In March Sir Simon Rattle conducts four world premieres to round off his ten-year Towards the Millennium project, and CBSO music director Sakari Oramo returns in April and May to direct a series of concerts combining Prokofiev's Piano Concertos with music by Sibelius and contemporary Finnish composers Sariaho, Kokkonen, Rautavaara and Kaipainen. So, does the ticket sale indicate that the boom times are over for the CBSO?

"To be honest ticket sales have been declining at ever so gentle a gradient for some years now, and one of my tasks is to try and reverse that decline," said chief executive Stephen Maddock.

"This is a promotional thing and quite obviously we wouldn't be doing it if we had sold all the tickets. But the overall picture is pretty similar to last year.

"The difference between best-selling and worst-selling concerts is not that great. We have some sell-outs, then there are others around 80-85 per cent, and the worst are probably 55-60 per cent. So it's not a large spread from some being full and some being empty." The four concerts in March containing specially commissioned pieces, by Hans Werner Henze, Magnus Lindberg, Judith Weir and Simon Holt, are apparently selling quite well - better than some concerts from the later decades of Towards the Millennium.

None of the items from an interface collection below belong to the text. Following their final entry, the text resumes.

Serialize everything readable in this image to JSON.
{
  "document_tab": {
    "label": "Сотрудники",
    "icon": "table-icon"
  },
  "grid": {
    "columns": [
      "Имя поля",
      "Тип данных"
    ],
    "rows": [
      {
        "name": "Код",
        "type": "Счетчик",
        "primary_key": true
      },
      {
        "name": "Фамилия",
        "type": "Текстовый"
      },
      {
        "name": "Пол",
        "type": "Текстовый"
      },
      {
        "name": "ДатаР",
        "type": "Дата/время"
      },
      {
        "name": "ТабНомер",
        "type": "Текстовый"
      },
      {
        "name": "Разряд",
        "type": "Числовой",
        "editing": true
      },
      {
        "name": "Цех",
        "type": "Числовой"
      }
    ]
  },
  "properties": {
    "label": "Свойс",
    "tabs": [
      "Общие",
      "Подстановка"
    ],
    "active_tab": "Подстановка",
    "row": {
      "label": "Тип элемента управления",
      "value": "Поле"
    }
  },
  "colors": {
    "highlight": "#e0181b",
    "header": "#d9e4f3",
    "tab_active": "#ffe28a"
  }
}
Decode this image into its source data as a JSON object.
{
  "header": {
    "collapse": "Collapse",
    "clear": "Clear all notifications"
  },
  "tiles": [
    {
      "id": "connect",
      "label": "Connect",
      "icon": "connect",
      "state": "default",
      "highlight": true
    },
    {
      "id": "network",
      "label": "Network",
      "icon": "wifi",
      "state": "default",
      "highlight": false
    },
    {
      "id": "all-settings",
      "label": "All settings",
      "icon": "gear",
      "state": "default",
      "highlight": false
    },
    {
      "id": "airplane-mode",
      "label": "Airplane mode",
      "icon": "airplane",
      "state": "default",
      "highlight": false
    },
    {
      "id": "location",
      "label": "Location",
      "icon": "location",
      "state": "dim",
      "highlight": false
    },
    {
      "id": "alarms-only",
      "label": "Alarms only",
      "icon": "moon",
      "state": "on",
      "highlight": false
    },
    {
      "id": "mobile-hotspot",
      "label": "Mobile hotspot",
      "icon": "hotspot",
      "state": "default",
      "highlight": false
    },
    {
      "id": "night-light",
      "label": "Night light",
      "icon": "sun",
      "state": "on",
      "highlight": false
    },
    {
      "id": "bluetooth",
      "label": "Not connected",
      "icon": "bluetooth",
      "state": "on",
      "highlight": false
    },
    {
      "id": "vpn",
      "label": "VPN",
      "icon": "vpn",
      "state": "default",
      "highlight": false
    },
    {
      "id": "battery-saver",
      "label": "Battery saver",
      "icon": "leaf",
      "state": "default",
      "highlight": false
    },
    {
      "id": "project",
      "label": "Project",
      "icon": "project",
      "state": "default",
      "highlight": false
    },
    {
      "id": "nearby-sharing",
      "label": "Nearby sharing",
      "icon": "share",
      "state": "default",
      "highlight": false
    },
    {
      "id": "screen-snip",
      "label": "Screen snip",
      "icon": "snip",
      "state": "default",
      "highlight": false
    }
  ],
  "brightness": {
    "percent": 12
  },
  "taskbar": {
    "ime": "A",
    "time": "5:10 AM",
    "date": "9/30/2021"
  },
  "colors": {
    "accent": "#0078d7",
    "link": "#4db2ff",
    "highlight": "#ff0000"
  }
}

"The really good news about the new pieces is that they're all finished, which must be a unique strike-rate for something like this," Stephen Maddock said. "The Lindberg, which was the one I was worried might not be ready in time, was finished this week."

All four pieces are also now complete with titles - Gran Duo (Lindberg, March 9), We are Shadows (Weir, March 15) The Tempest (Henze, March 30) and Sunrise Yellow Noise (Holt, March 30). …